Source material START

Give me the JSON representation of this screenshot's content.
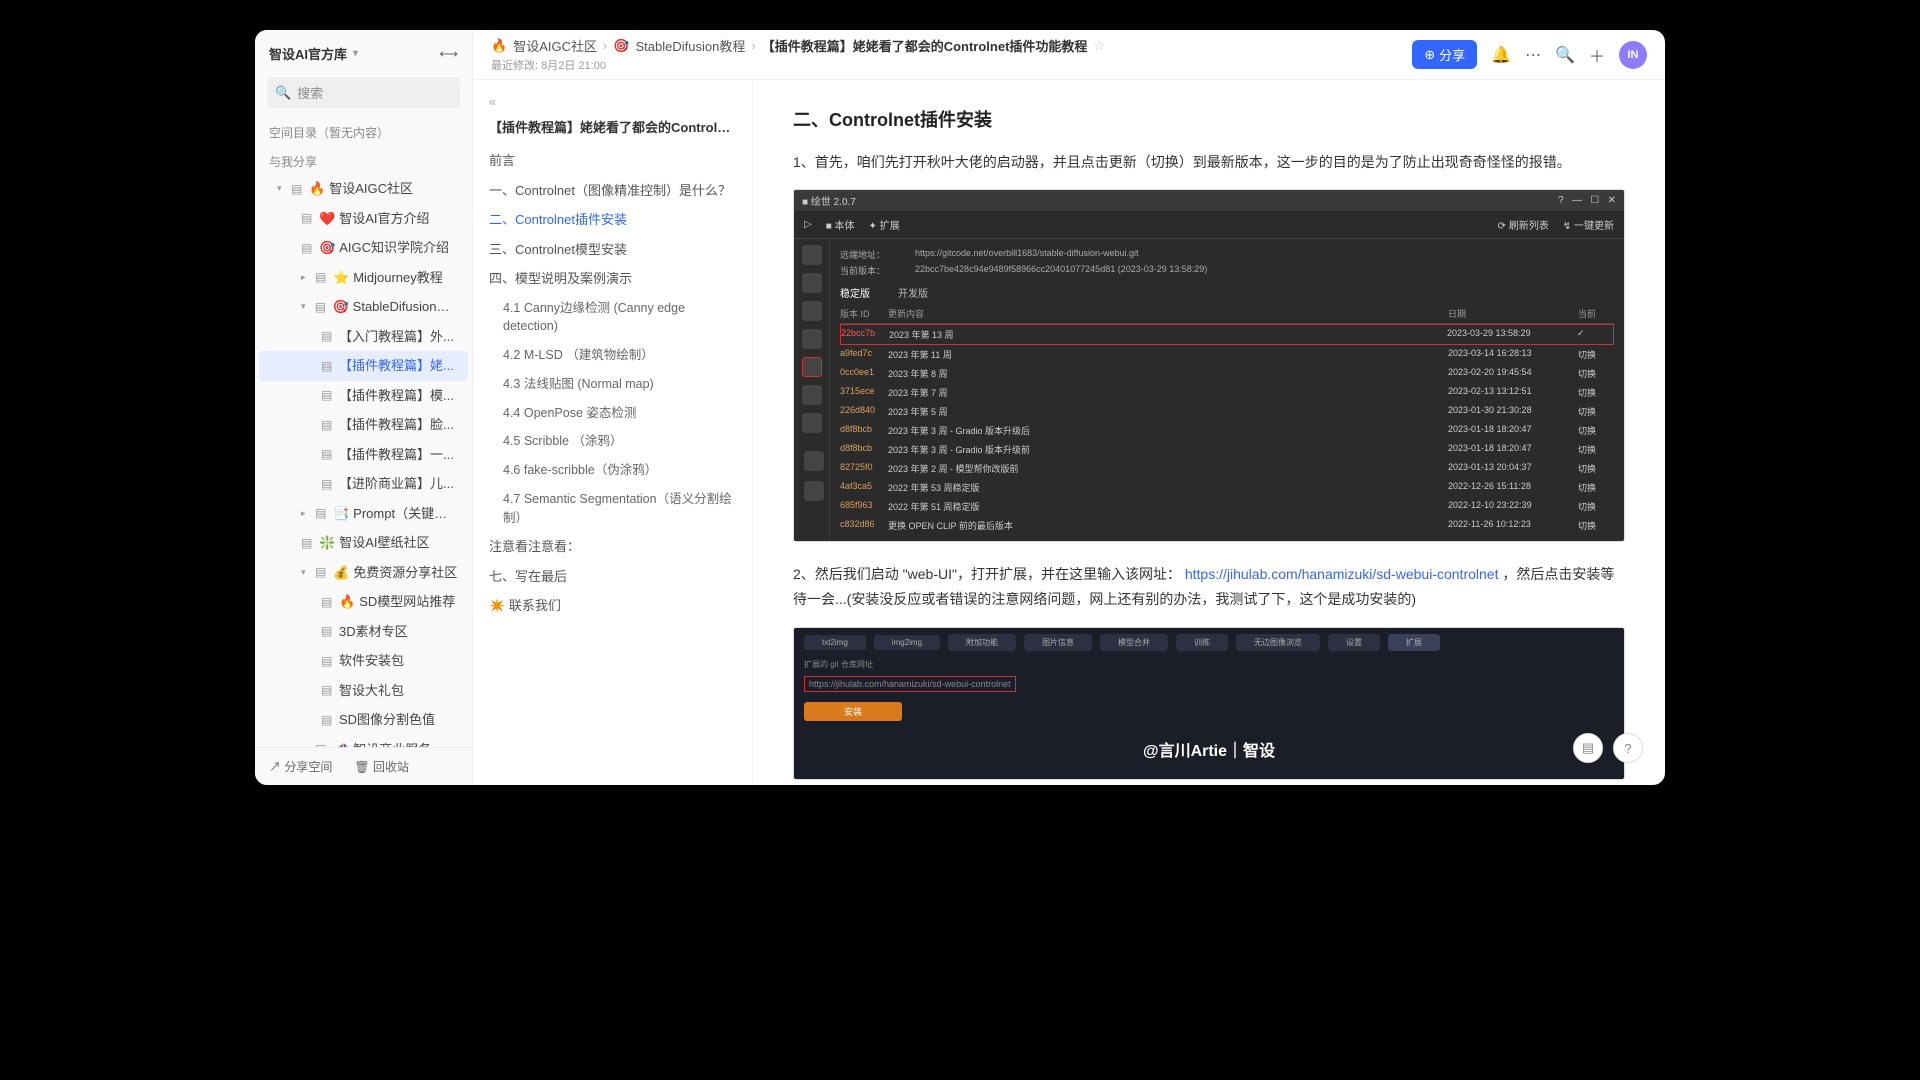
{
  "brand": "智设AI官方库",
  "search_placeholder": "搜索",
  "space_toc": "空间目录（暂无内容）",
  "shared_with_me": "与我分享",
  "tree": {
    "aigc_community": "智设AIGC社区",
    "intro": "智设AI官方介绍",
    "knowledge": "AIGC知识学院介绍",
    "mj": "Midjourney教程",
    "sd": "StableDifusion教程",
    "intro_tut": "【入门教程篇】外...",
    "plugin_cur": "【插件教程篇】姥...",
    "plugin_model": "【插件教程篇】模...",
    "plugin_face": "【插件教程篇】脸...",
    "plugin_one": "【插件教程篇】一...",
    "advanced": "【进阶商业篇】儿...",
    "prompt": "Prompt（关键词）",
    "wallpaper": "智设AI壁纸社区",
    "free_res": "免费资源分享社区",
    "sd_model": "SD模型网站推荐",
    "model3d": "3D素材专区",
    "software": "软件安装包",
    "gift": "智设大礼包",
    "sd_seg": "SD图像分割色值",
    "business": "智设商业服务"
  },
  "foot": {
    "share_space": "分享空间",
    "recycle": "回收站"
  },
  "crumbs": {
    "a": "智设AIGC社区",
    "b": "StableDifusion教程",
    "c": "【插件教程篇】姥姥看了都会的Controlnet插件功能教程"
  },
  "last_modified": "最近修改: 8月2日 21:00",
  "share_label": "分享",
  "outline": {
    "title": "【插件教程篇】姥姥看了都会的Controlnet插...",
    "items": [
      "前言",
      "一、Controlnet（图像精准控制）是什么？",
      "二、Controlnet插件安装",
      "三、Controlnet模型安装",
      "四、模型说明及案例演示",
      "注意看注意看：",
      "七、写在最后"
    ],
    "subs": [
      "4.1 Canny边缘检测 (Canny edge detection)",
      "4.2 M-LSD （建筑物绘制）",
      "4.3 法线贴图 (Normal map)",
      "4.4 OpenPose 姿态检测",
      "4.5 Scribble （涂鸦）",
      "4.6 fake-scribble（伪涂鸦）",
      "4.7 Semantic Segmentation（语义分割绘制）"
    ],
    "contact": "联系我们"
  },
  "content": {
    "h2": "二、Controlnet插件安装",
    "p1": "1、首先，咱们先打开秋叶大佬的启动器，并且点击更新（切换）到最新版本，这一步的目的是为了防止出现奇奇怪怪的报错。",
    "p2_pre": "2、然后我们启动 \"web-UI\"，打开扩展，并在这里输入该网址：",
    "p2_link": "https://jihulab.com/hanamizuki/sd-webui-controlnet",
    "p2_post": " ，然后点击安装等待一会...(安装没反应或者错误的注意网络问题，网上还有别的办法，我测试了下，这个是成功安装的)"
  },
  "app": {
    "title": "绘世 2.0.7",
    "tb_left": [
      "▷",
      "本体",
      "扩展"
    ],
    "tb_right": [
      "刷新列表",
      "一键更新"
    ],
    "remote_label": "远端地址：",
    "remote": "https://gitcode.net/overbill1683/stable-diffusion-webui.git",
    "local_label": "当前版本：",
    "local": "22bcc7be428c94e9489f58966cc20401077245d81 (2023-03-29 13:58:29)",
    "tab_stable": "稳定版",
    "tab_dev": "开发版",
    "th": [
      "版本 ID",
      "更新内容",
      "日期",
      "当前"
    ],
    "rows": [
      {
        "id": "22bcc7b",
        "desc": "2023 年第 13 周",
        "date": "2023-03-29 13:58:29",
        "cur": "✓"
      },
      {
        "id": "a9fed7c",
        "desc": "2023 年第 11 周",
        "date": "2023-03-14 16:28:13",
        "cur": "切换"
      },
      {
        "id": "0cc0ee1",
        "desc": "2023 年第 8 周",
        "date": "2023-02-20 19:45:54",
        "cur": "切换"
      },
      {
        "id": "3715ece",
        "desc": "2023 年第 7 周",
        "date": "2023-02-13 13:12:51",
        "cur": "切换"
      },
      {
        "id": "226d840",
        "desc": "2023 年第 5 周",
        "date": "2023-01-30 21:30:28",
        "cur": "切换"
      },
      {
        "id": "d8f8bcb",
        "desc": "2023 年第 3 周 - Gradio 版本升级后",
        "date": "2023-01-18 18:20:47",
        "cur": "切换"
      },
      {
        "id": "d8f8bcb",
        "desc": "2023 年第 3 周 - Gradio 版本升级前",
        "date": "2023-01-18 18:20:47",
        "cur": "切换"
      },
      {
        "id": "82725f0",
        "desc": "2023 年第 2 周 - 模型帮你改版前",
        "date": "2023-01-13 20:04:37",
        "cur": "切换"
      },
      {
        "id": "4af3ca5",
        "desc": "2022 年第 53 周稳定版",
        "date": "2022-12-26 15:11:28",
        "cur": "切换"
      },
      {
        "id": "685f963",
        "desc": "2022 年第 51 周稳定版",
        "date": "2022-12-10 23:22:39",
        "cur": "切换"
      },
      {
        "id": "c832d86",
        "desc": "更换 OPEN CLIP 前的最后版本",
        "date": "2022-11-26 10:12:23",
        "cur": "切换"
      }
    ]
  },
  "img2": {
    "url_label": "扩展的 git 仓库网址",
    "url_val": "https://jihulab.com/hanamizuki/sd-webui-controlnet",
    "install": "安装",
    "watermark": "@言川Artie｜智设"
  }
}
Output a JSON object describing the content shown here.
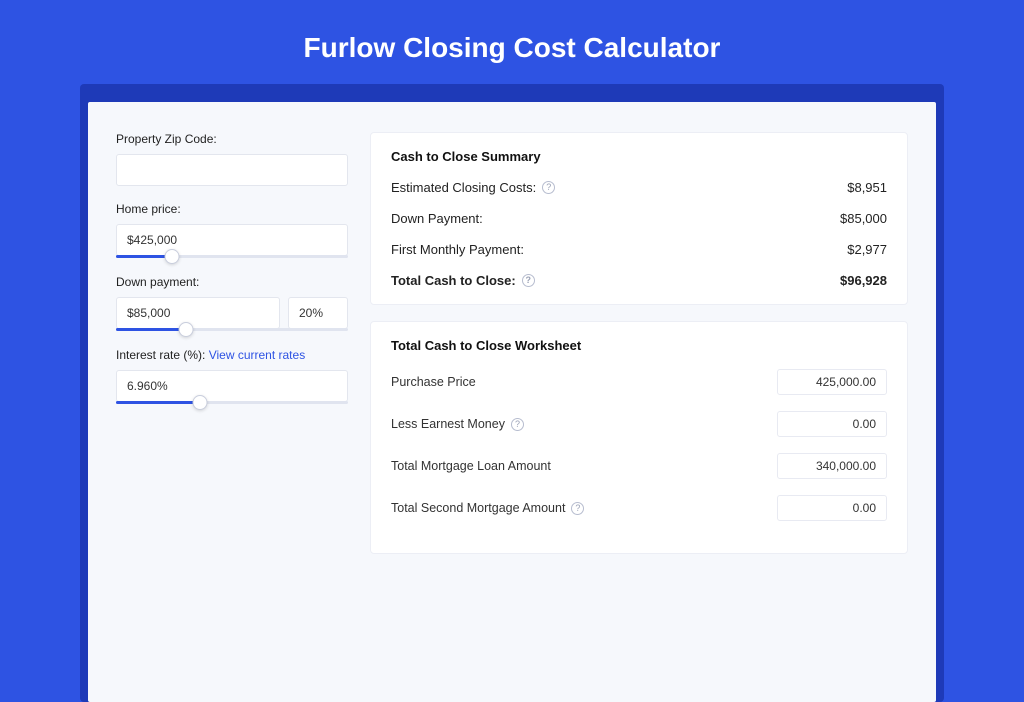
{
  "page_title": "Furlow Closing Cost Calculator",
  "left": {
    "zip_label": "Property Zip Code:",
    "zip_value": "",
    "home_price_label": "Home price:",
    "home_price_value": "$425,000",
    "home_price_slider_pct": 24,
    "down_payment_label": "Down payment:",
    "down_payment_value": "$85,000",
    "down_payment_pct": "20%",
    "down_payment_slider_pct": 30,
    "interest_label": "Interest rate (%): ",
    "interest_link": "View current rates",
    "interest_value": "6.960%",
    "interest_slider_pct": 36
  },
  "summary": {
    "title": "Cash to Close Summary",
    "rows": [
      {
        "label": "Estimated Closing Costs:",
        "help": true,
        "value": "$8,951",
        "bold": false
      },
      {
        "label": "Down Payment:",
        "help": false,
        "value": "$85,000",
        "bold": false
      },
      {
        "label": "First Monthly Payment:",
        "help": false,
        "value": "$2,977",
        "bold": false
      },
      {
        "label": "Total Cash to Close:",
        "help": true,
        "value": "$96,928",
        "bold": true
      }
    ]
  },
  "worksheet": {
    "title": "Total Cash to Close Worksheet",
    "rows": [
      {
        "label": "Purchase Price",
        "help": false,
        "value": "425,000.00"
      },
      {
        "label": "Less Earnest Money",
        "help": true,
        "value": "0.00"
      },
      {
        "label": "Total Mortgage Loan Amount",
        "help": false,
        "value": "340,000.00"
      },
      {
        "label": "Total Second Mortgage Amount",
        "help": true,
        "value": "0.00"
      }
    ]
  }
}
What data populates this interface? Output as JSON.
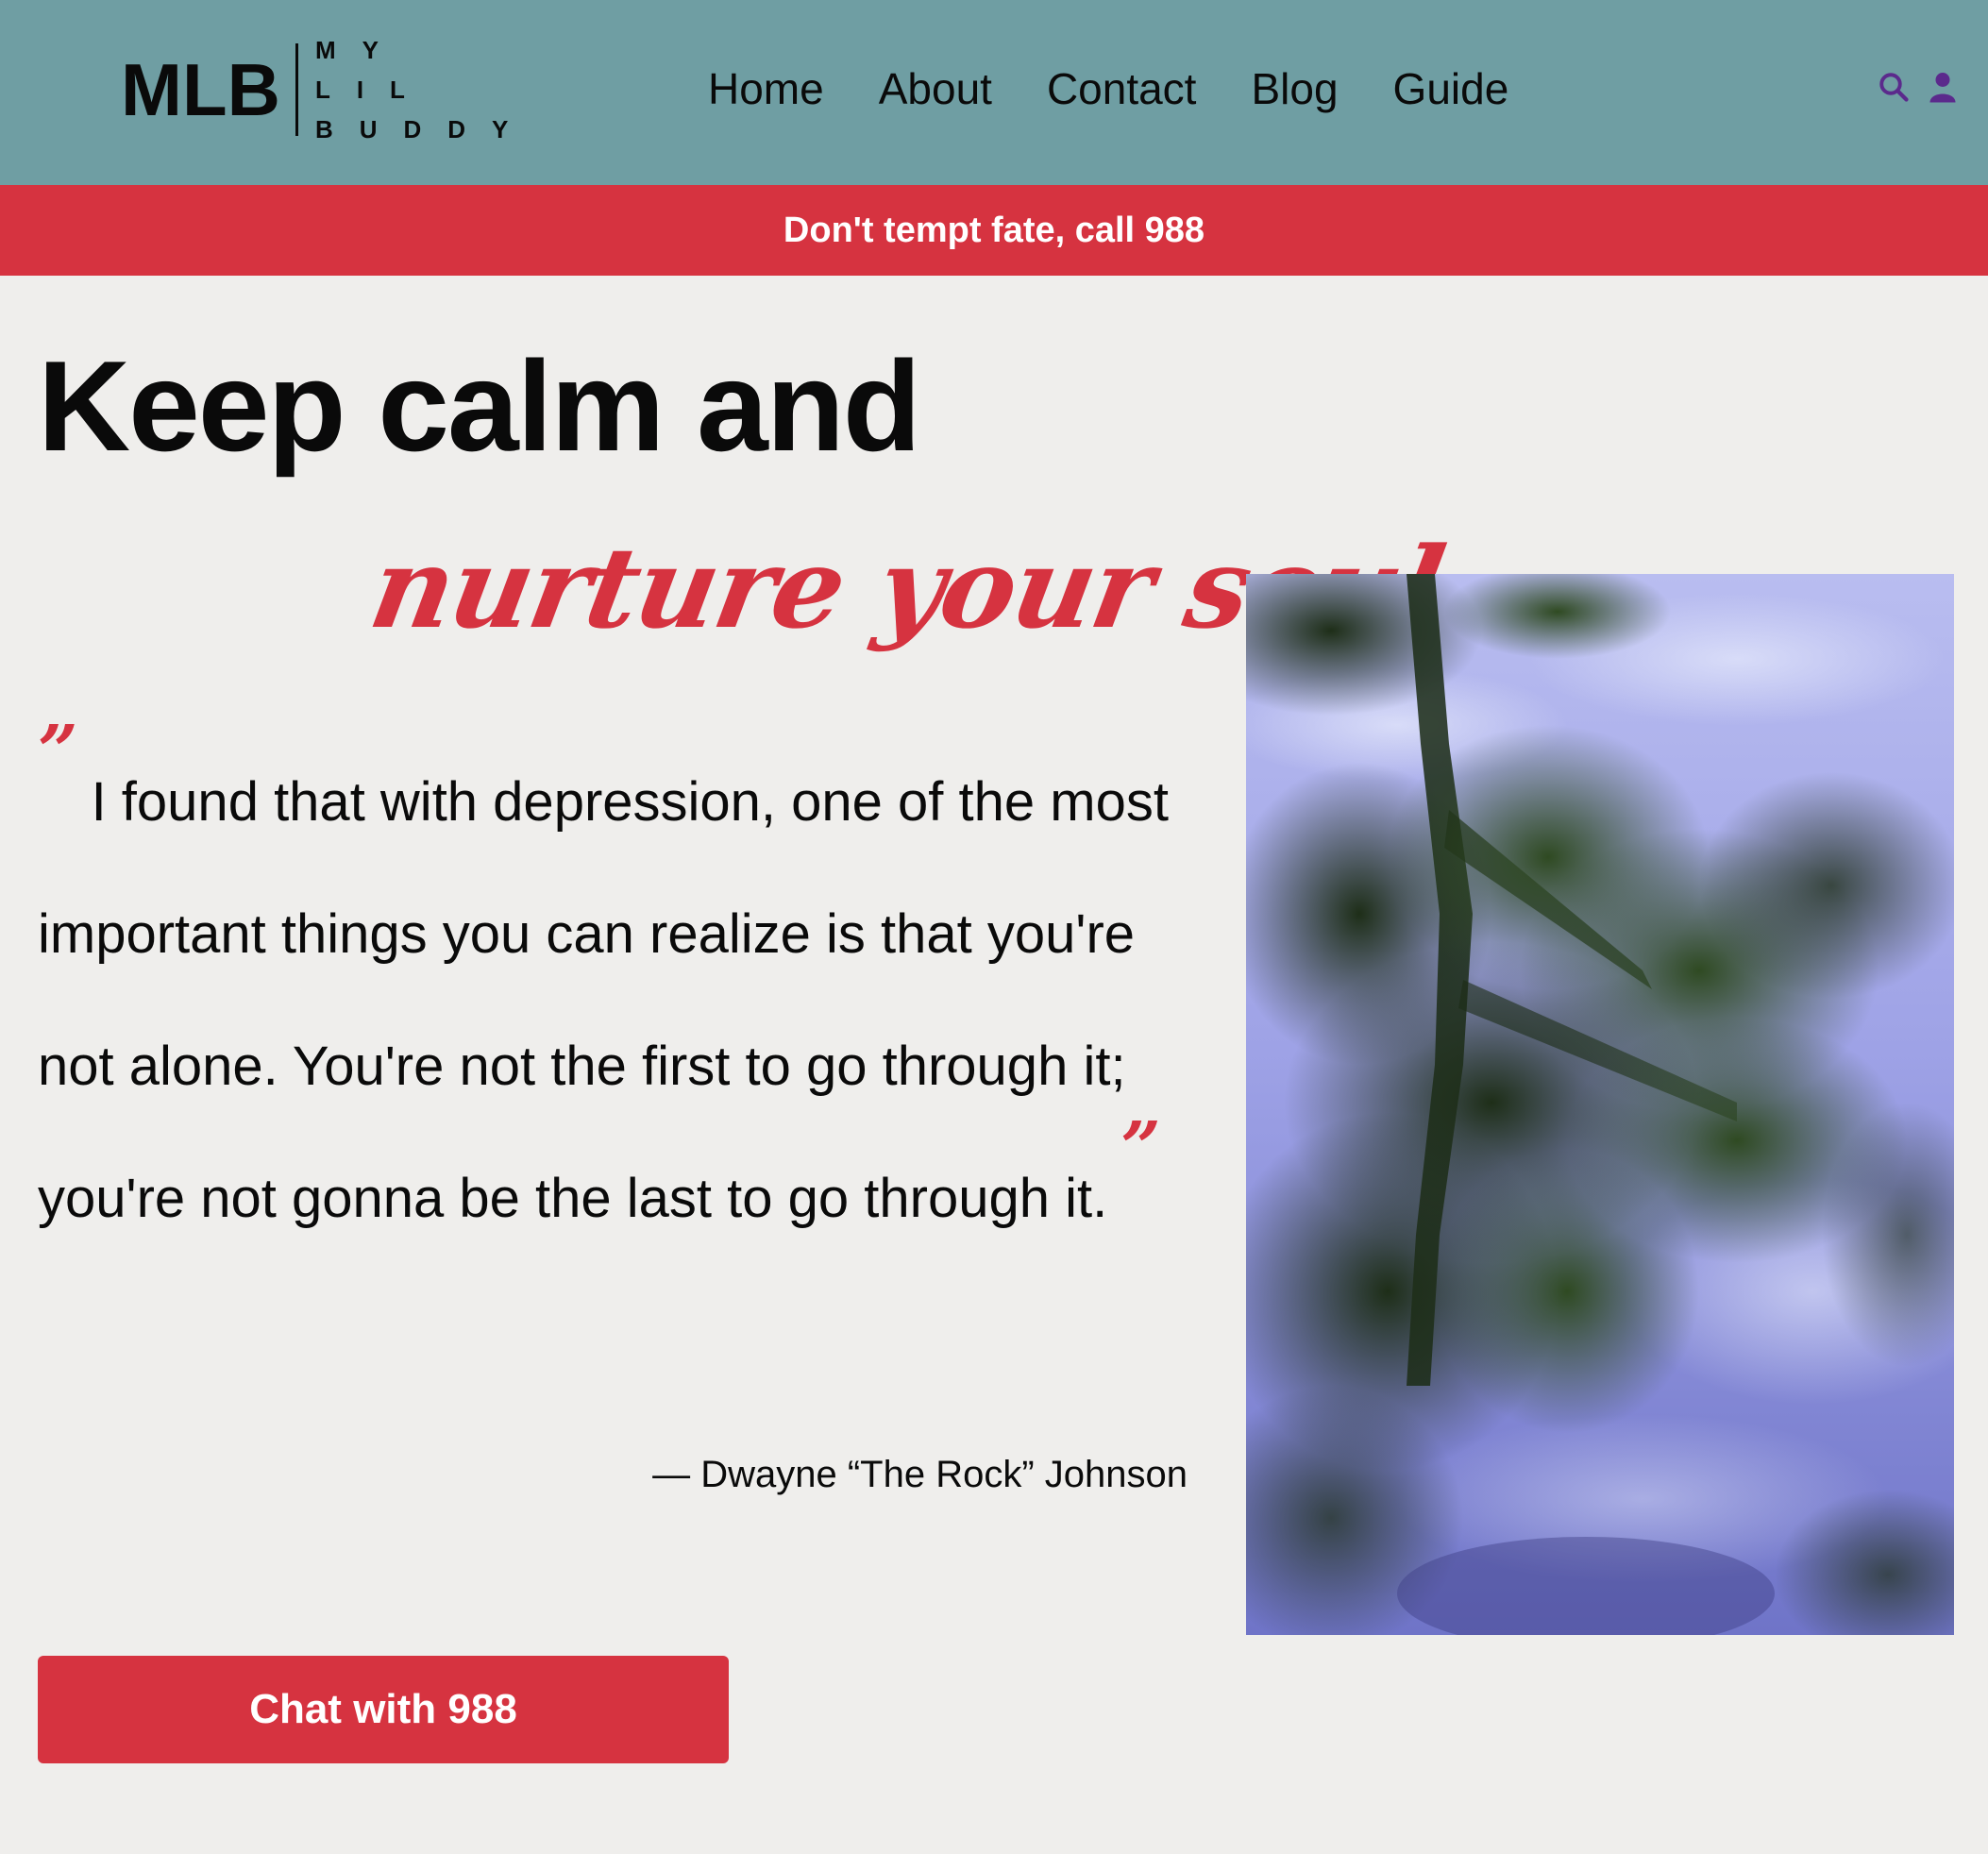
{
  "header": {
    "logo_mark": "MLB",
    "logo_words": [
      "MY",
      "LIL",
      "BUDDY"
    ],
    "nav_items": [
      "Home",
      "About",
      "Contact",
      "Blog",
      "Guide"
    ],
    "icons": [
      "search-icon",
      "user-icon"
    ],
    "icon_color": "#5b2a8c",
    "background_color": "#6f9ea3"
  },
  "alert": {
    "text": "Don't tempt fate, call 988",
    "background_color": "#d63340"
  },
  "hero": {
    "headline": "Keep calm and",
    "subheadline": "nurture your soul",
    "quote_open": "”",
    "quote_text": "I found that with depression, one of the most important things you can realize is that you're not alone. You're not the first to go through it; you're not gonna be the last to go through it.",
    "quote_close": "”",
    "attribution": "— Dwayne “The Rock” Johnson",
    "cta_label": "Chat with 988",
    "accent_color": "#d63340"
  }
}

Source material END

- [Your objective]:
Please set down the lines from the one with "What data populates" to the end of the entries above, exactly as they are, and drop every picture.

- [Result of this task]:
What data populates this interface? Output as JSON.
{
  "header": {
    "logo_mark": "MLB",
    "logo_words": [
      "MY",
      "LIL",
      "BUDDY"
    ],
    "nav_items": [
      "Home",
      "About",
      "Contact",
      "Blog",
      "Guide"
    ],
    "icons": [
      "search-icon",
      "user-icon"
    ],
    "icon_color": "#5b2a8c",
    "background_color": "#6f9ea3"
  },
  "alert": {
    "text": "Don't tempt fate, call 988",
    "background_color": "#d63340"
  },
  "hero": {
    "headline": "Keep calm and",
    "subheadline": "nurture your soul",
    "quote_open": "”",
    "quote_text": "I found that with depression, one of the most important things you can realize is that you're not alone. You're not the first to go through it; you're not gonna be the last to go through it.",
    "quote_close": "”",
    "attribution": "— Dwayne “The Rock” Johnson",
    "cta_label": "Chat with 988",
    "accent_color": "#d63340"
  }
}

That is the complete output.